I can't help, but think about using this code to generate a signed and encrypted token, and sending it in the header instead of sending it in a cookie. The utilization, on the SPA side, would be to save it in LocalStorage and attach it to every request (my understanding is that CSRF attacks would become a non-issue, while XSS could be more potent).
Is this a good idea? While it builds on existing code, I am afraid I could be overlooking crucial security issues.
I believe that any rails/ruby developer can find a good enough implementation using/reading the following links:
- A (very practical) how to: http://stackoverflow.com/questions/41474176/how-to-decrypt-a-rails-5-session-cookie-manually

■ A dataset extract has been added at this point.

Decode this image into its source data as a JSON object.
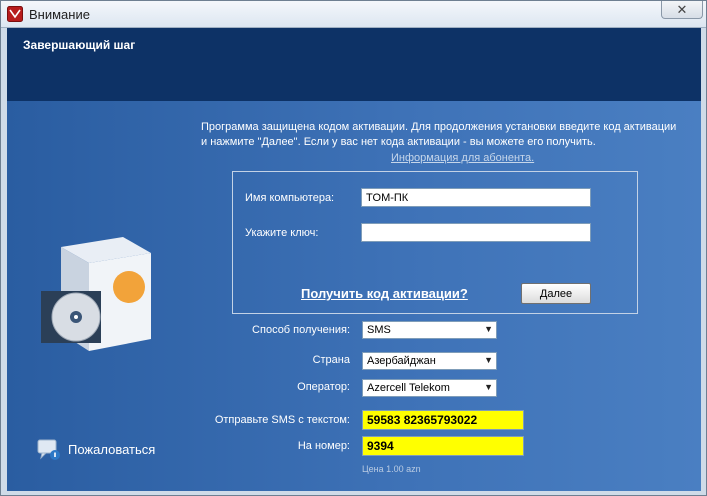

- The doc of the underlying encryption function: http://api.rubyonrails.org/classes/ActiveSupport/MessageEncryptor.html
- A simpler access to rails' key_generator function: https://github.com/rails/rails/blob/8f59a1dd878f56798f88369fa5b448f17a29679d/railties/lib/rails/application.rb#L168
There are many session store in Rails. I believe that we can provide a new "TokenStore" similar to CookieStore, but more geared toward SPA/mobile/apis, and I would like to have the opinion of Rails' community.
Could something like this find its place in Rails' core?
I, for now, don't know how to integrate it in Rails in a transparent way and would be glad to have any pointer/help/advice.